AIM OF THE TASK
Every line of the records below that holds the word "Kinesthetic" should be copied out.

──────── DATA RECORDS ────────

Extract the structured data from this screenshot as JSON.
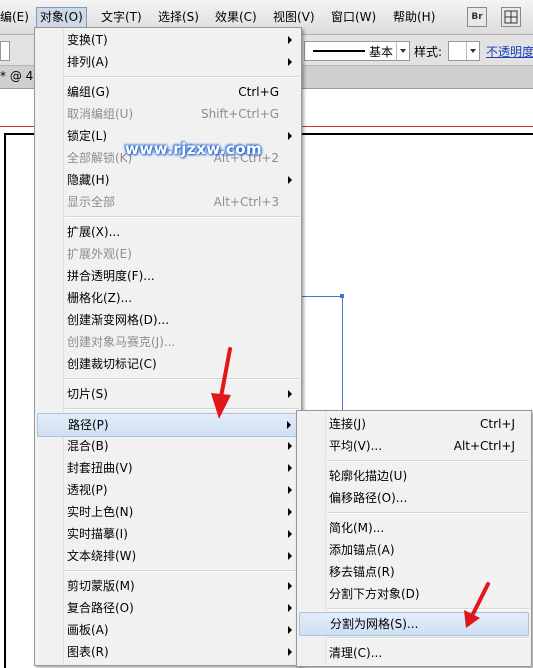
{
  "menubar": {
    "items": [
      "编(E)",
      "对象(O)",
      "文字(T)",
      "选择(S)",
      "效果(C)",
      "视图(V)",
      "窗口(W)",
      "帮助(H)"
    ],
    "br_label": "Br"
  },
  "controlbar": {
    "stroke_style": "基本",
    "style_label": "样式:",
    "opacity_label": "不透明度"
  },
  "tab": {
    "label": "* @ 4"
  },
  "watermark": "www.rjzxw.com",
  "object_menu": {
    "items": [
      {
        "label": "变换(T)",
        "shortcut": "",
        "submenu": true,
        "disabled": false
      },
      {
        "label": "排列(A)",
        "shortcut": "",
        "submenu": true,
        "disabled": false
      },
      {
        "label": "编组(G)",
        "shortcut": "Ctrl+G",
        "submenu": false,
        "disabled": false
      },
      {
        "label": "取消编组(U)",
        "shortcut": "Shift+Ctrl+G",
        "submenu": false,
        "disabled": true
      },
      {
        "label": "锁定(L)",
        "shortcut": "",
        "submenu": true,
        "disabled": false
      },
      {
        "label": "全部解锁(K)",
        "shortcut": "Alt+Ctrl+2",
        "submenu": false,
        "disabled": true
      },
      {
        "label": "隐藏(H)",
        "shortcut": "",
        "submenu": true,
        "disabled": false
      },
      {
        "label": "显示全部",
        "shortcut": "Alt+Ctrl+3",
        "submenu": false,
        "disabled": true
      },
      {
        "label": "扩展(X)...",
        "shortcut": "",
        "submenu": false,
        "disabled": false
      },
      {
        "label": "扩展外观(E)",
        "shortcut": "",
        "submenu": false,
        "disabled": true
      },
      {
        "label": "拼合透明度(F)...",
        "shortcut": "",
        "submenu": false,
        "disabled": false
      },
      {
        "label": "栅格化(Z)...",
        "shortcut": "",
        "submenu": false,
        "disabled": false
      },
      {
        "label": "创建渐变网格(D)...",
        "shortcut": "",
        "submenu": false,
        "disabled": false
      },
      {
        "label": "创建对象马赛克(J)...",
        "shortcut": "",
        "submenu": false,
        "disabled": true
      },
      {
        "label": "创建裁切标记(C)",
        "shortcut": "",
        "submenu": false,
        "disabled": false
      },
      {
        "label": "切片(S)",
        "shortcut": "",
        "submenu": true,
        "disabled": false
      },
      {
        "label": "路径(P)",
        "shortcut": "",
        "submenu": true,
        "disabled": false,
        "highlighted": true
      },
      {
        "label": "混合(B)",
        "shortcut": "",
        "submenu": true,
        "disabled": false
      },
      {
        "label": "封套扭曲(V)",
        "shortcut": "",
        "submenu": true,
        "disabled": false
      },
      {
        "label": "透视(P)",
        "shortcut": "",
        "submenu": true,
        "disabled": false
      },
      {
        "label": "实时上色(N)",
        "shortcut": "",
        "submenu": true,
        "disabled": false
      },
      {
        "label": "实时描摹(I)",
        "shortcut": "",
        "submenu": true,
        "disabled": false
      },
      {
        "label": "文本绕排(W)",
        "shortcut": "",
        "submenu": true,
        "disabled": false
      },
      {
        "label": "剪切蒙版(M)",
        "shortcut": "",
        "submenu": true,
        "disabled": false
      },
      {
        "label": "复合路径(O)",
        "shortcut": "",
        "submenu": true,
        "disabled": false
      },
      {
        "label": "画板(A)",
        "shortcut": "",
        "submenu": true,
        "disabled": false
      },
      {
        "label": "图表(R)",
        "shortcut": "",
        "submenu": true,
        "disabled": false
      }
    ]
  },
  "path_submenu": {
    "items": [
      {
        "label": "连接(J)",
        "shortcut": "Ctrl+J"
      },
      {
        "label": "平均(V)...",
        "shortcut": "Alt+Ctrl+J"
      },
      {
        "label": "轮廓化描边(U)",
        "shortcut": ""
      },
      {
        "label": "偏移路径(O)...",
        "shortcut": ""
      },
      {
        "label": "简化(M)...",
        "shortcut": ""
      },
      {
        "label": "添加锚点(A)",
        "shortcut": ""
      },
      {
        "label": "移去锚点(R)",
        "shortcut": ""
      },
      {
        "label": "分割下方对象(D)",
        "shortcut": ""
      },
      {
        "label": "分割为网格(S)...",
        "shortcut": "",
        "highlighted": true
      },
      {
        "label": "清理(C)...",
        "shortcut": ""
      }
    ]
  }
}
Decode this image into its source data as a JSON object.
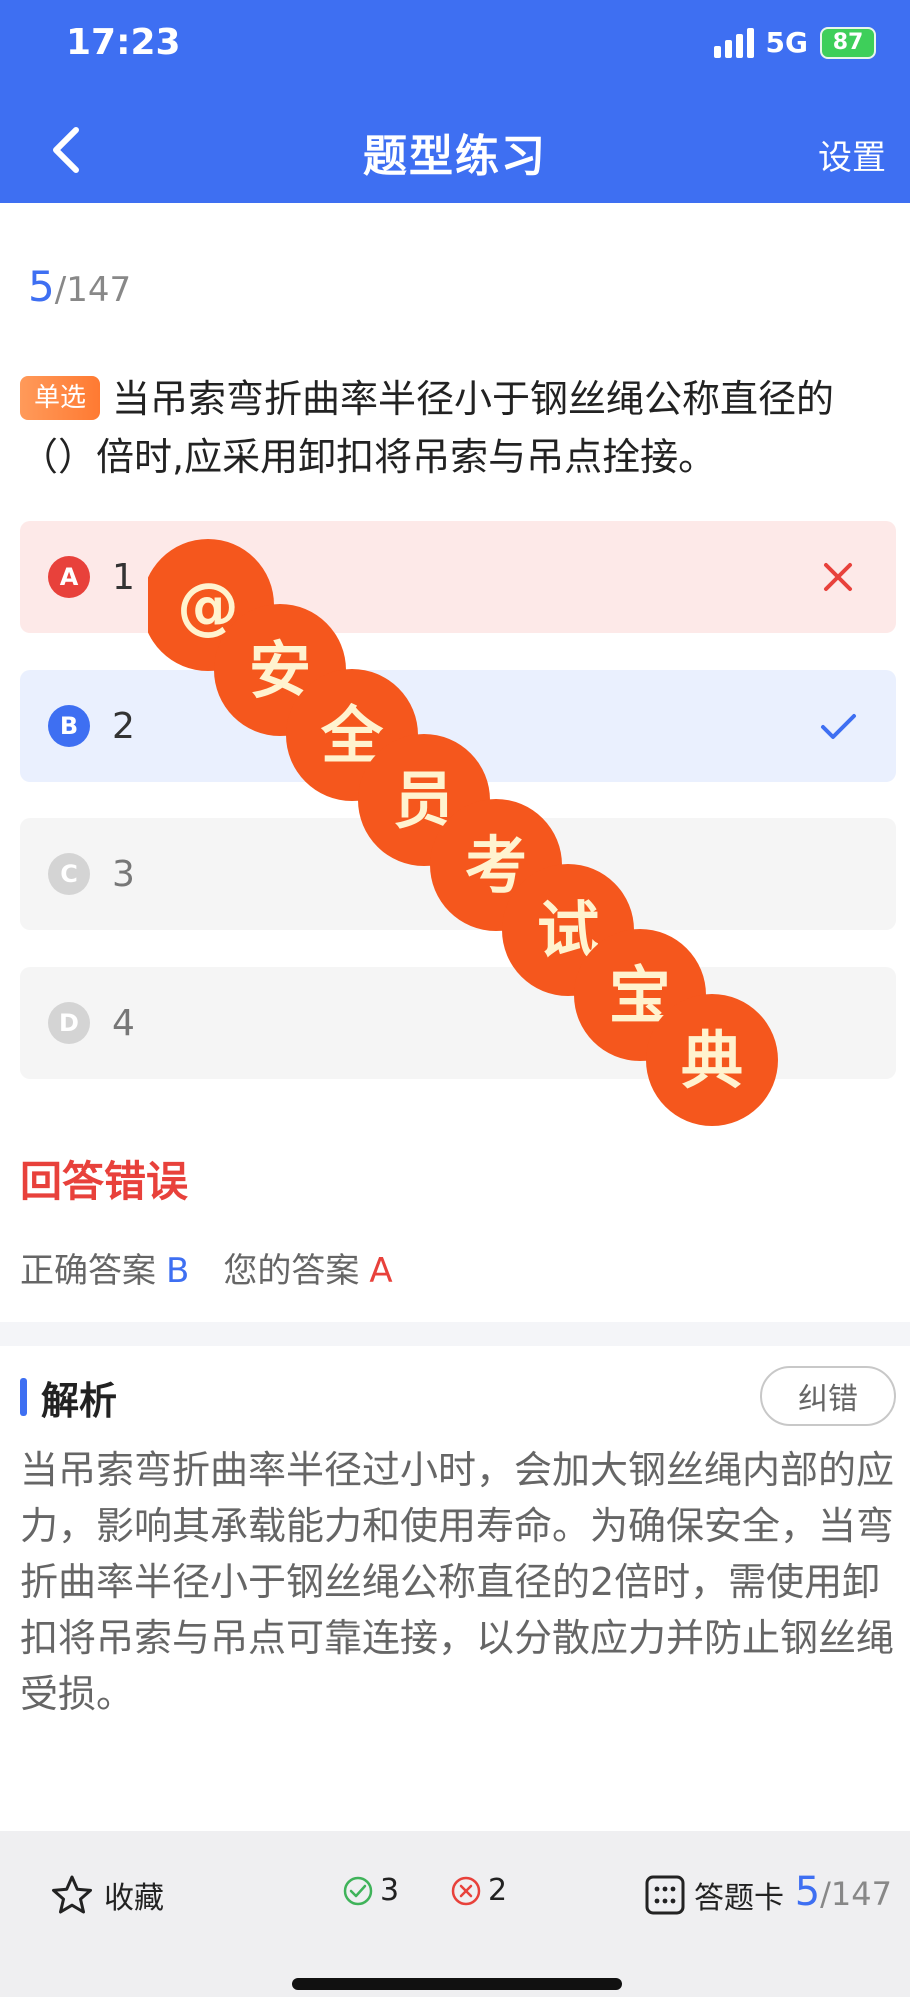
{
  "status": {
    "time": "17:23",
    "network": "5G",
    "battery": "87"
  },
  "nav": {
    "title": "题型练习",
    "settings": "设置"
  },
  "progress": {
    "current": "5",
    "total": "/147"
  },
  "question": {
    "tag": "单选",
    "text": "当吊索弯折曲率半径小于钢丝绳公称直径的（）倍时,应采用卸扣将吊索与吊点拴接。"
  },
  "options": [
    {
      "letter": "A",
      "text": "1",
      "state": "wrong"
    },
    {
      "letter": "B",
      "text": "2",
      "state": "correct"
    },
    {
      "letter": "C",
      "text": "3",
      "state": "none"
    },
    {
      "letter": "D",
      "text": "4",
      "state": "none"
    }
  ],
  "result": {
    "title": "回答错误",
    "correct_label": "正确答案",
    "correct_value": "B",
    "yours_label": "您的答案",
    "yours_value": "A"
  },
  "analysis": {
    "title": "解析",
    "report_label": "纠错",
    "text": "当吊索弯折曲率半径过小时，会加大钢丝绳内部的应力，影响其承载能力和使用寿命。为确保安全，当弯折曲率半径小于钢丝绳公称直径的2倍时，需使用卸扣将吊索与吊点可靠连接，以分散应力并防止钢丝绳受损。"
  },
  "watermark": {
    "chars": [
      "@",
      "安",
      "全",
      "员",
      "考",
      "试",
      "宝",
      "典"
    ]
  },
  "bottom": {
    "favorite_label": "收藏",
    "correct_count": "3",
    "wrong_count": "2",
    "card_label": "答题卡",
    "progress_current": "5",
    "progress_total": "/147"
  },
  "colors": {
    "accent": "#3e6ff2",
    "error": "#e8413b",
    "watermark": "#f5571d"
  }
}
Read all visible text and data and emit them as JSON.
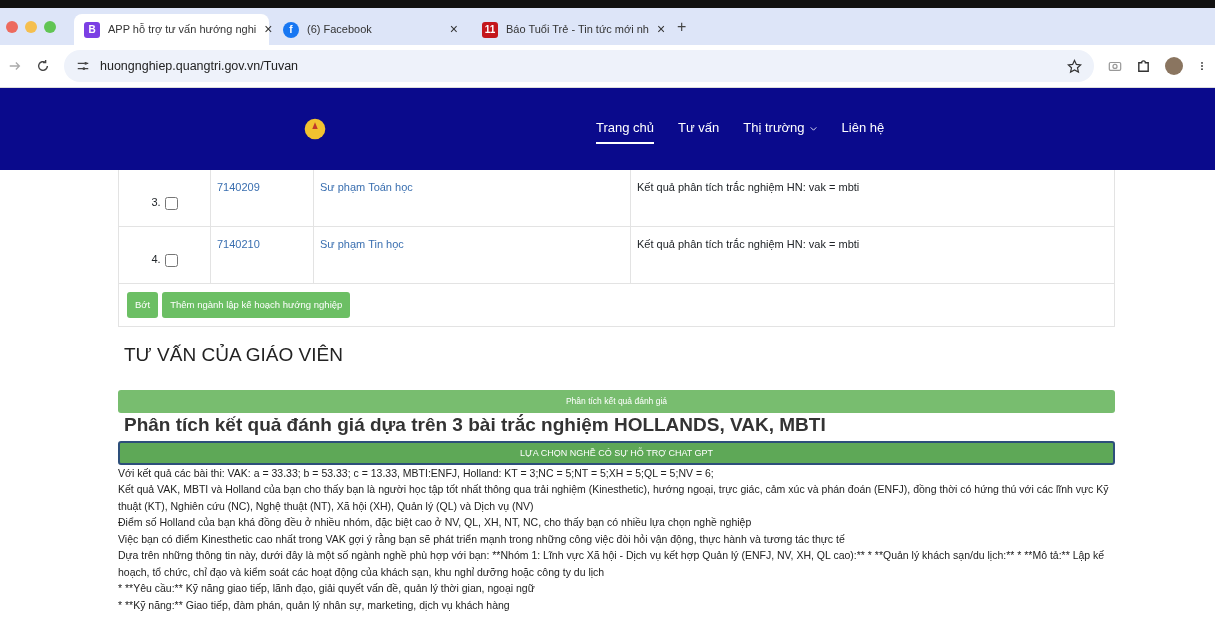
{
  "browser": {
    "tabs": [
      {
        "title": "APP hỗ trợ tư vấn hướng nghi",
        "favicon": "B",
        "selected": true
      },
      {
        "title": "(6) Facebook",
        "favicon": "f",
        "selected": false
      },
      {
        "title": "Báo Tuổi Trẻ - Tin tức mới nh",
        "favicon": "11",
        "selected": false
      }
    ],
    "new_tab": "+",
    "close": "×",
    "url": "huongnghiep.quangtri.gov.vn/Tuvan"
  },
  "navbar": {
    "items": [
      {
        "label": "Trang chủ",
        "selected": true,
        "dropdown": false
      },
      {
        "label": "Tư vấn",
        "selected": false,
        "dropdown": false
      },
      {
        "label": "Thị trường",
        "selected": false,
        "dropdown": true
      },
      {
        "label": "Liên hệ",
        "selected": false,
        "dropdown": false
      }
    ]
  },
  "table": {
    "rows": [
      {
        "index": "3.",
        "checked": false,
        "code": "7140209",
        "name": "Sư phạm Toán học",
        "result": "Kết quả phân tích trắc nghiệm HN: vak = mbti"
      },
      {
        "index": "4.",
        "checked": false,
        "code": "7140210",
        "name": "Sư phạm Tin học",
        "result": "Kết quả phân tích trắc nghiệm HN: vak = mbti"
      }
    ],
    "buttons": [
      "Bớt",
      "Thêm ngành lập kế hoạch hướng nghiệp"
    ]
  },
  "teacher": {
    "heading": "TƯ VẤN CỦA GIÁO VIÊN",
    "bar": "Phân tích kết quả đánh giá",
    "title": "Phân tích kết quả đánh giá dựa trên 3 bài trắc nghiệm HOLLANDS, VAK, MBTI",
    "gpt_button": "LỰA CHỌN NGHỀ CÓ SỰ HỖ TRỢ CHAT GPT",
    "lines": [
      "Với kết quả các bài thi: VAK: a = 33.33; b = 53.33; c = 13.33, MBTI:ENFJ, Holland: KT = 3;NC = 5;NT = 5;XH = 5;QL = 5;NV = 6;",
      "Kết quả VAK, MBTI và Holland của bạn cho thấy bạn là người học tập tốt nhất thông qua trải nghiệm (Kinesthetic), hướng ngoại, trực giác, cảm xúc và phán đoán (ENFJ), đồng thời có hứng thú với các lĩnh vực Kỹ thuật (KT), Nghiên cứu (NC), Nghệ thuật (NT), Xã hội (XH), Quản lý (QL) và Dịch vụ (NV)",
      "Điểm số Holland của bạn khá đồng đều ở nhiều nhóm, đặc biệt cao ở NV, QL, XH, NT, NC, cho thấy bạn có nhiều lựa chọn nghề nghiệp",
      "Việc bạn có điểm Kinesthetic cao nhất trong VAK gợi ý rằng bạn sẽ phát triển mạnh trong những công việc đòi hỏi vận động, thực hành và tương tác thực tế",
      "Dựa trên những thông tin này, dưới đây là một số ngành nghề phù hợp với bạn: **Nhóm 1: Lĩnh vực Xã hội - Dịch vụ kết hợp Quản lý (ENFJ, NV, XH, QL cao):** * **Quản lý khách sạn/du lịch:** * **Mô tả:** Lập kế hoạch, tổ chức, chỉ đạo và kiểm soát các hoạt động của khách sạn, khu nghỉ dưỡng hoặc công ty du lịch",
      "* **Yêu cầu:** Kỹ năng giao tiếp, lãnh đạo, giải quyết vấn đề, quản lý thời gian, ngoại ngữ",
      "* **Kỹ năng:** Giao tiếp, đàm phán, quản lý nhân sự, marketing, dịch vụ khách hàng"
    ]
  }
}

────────

ANSWER TO THIS TASK
      "Kết quả VAK, MBTI và Holland của bạn cho thấy bạn là người học tập tốt nhất thông qua trải nghiệm (Kinesthetic), hướng ngoại, trực giác, cảm xúc và phán đoán (ENFJ), đồng thời có hứng thú với các lĩnh vực Kỹ thuật (KT), Nghiên cứu (NC), Nghệ thuật (NT), Xã hội (XH), Quản lý (QL) và Dịch vụ (NV)",
      "Việc bạn có điểm Kinesthetic cao nhất trong VAK gợi ý rằng bạn sẽ phát triển mạnh trong những công việc đòi hỏi vận động, thực hành và tương tác thực tế",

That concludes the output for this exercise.